According to a summary of the patent, "the present invention relates to the method of providing users with the ability to create rich-media applications via the Internet."
Balthaser apparently intends to license the patent to companies that deliver rich-media services over the Web using technologies such as Adobe Systems' Flash, and Java.
"This new addition to our patent portfolio is a pioneering patent and provides significant licensing opportunities for both Balthaser and our licensees," Neil Balthaser, chief executive officer of the company, said in a statement.
"The patent covers all rich-media technology implementations including Flash, Flex, Java, AJAX and XAML and all device footprints which access rich-media Internet applications including desktops, mobile devices, set-top boxes and video game consoles," Balthaser added. "Balthaser will be able to provide licenses for almost any rich-media Internet application across a broad range of devices and networks."
Adobe, one of the, is expected to respond to Balthaser's patent award on Thursday.
It's possible that Balthaser may struggle to enforce its patent, because of prior art--the process where a patent is invalid if it can be proven that the innovation in question already existed before the patent was filed.
Balthaser filed its patent application on Feb. 9, 2001. But back in 1999, a company called Javu Technologies launched a product called VideoFarm that allowed PC users to create and manage multimedia content over the Internet.
Bola Rotibi, a senior analyst at Ovum, suggested that the award of the patent to Balthaser should focus attention on the issue of software patents.
"Balthaser's patent awards, and its consequences for leading players, demonstrates both the good and bad of software patents," Rotibi said.
"Players such as Microsoft, Adobe, Google, Yahoo, to name but a few, are making significant investments in rich Internet and interactive technology," Rotibi added. "Many are placing bets that this technology, in conjunction with handheld device proliferation and embedded technology, is the gateway to a market that sees a convergence between consumer, workplace and appliance interactions.

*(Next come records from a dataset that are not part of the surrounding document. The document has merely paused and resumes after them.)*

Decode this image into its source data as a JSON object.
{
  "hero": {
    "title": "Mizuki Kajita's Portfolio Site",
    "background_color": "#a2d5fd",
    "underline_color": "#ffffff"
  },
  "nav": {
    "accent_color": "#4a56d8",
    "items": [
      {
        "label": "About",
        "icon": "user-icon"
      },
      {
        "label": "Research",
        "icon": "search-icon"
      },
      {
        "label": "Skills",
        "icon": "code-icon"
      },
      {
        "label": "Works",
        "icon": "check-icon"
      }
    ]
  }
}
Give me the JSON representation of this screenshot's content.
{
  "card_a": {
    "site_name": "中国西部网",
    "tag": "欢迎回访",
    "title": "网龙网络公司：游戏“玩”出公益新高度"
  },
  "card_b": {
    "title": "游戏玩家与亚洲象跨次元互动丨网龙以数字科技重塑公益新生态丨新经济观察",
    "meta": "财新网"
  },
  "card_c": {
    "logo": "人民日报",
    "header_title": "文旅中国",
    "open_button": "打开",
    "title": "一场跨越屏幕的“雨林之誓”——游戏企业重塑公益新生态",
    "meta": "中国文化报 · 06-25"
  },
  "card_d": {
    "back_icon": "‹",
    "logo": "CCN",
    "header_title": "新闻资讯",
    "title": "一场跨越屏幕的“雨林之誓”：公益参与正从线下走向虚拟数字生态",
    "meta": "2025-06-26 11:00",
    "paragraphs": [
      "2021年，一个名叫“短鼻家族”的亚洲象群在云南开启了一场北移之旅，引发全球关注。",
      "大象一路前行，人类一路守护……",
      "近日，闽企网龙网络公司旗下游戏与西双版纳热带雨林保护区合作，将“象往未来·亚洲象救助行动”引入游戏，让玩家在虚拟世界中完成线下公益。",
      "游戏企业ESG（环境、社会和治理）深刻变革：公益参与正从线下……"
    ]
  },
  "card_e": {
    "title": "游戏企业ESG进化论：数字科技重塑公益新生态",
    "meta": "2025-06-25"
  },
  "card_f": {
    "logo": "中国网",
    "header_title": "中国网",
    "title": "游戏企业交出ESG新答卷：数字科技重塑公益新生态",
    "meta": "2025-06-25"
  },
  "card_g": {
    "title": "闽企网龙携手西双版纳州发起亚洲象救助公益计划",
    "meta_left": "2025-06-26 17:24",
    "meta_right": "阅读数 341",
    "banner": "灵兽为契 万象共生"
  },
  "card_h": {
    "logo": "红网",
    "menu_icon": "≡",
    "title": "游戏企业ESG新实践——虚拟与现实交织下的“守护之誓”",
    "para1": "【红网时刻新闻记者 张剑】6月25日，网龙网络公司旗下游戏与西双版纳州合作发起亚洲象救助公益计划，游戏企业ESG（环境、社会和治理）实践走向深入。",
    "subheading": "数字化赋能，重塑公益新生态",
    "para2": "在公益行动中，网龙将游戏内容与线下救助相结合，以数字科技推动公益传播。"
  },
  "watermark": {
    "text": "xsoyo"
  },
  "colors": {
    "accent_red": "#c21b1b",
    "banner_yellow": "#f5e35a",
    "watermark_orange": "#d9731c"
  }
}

This is a defining market--not unlike the effect the PC had for Microsoft--and the bedrock of future software applications."
Graeme Wearden and Rupert Goodwins of ZDNet UK reported from London.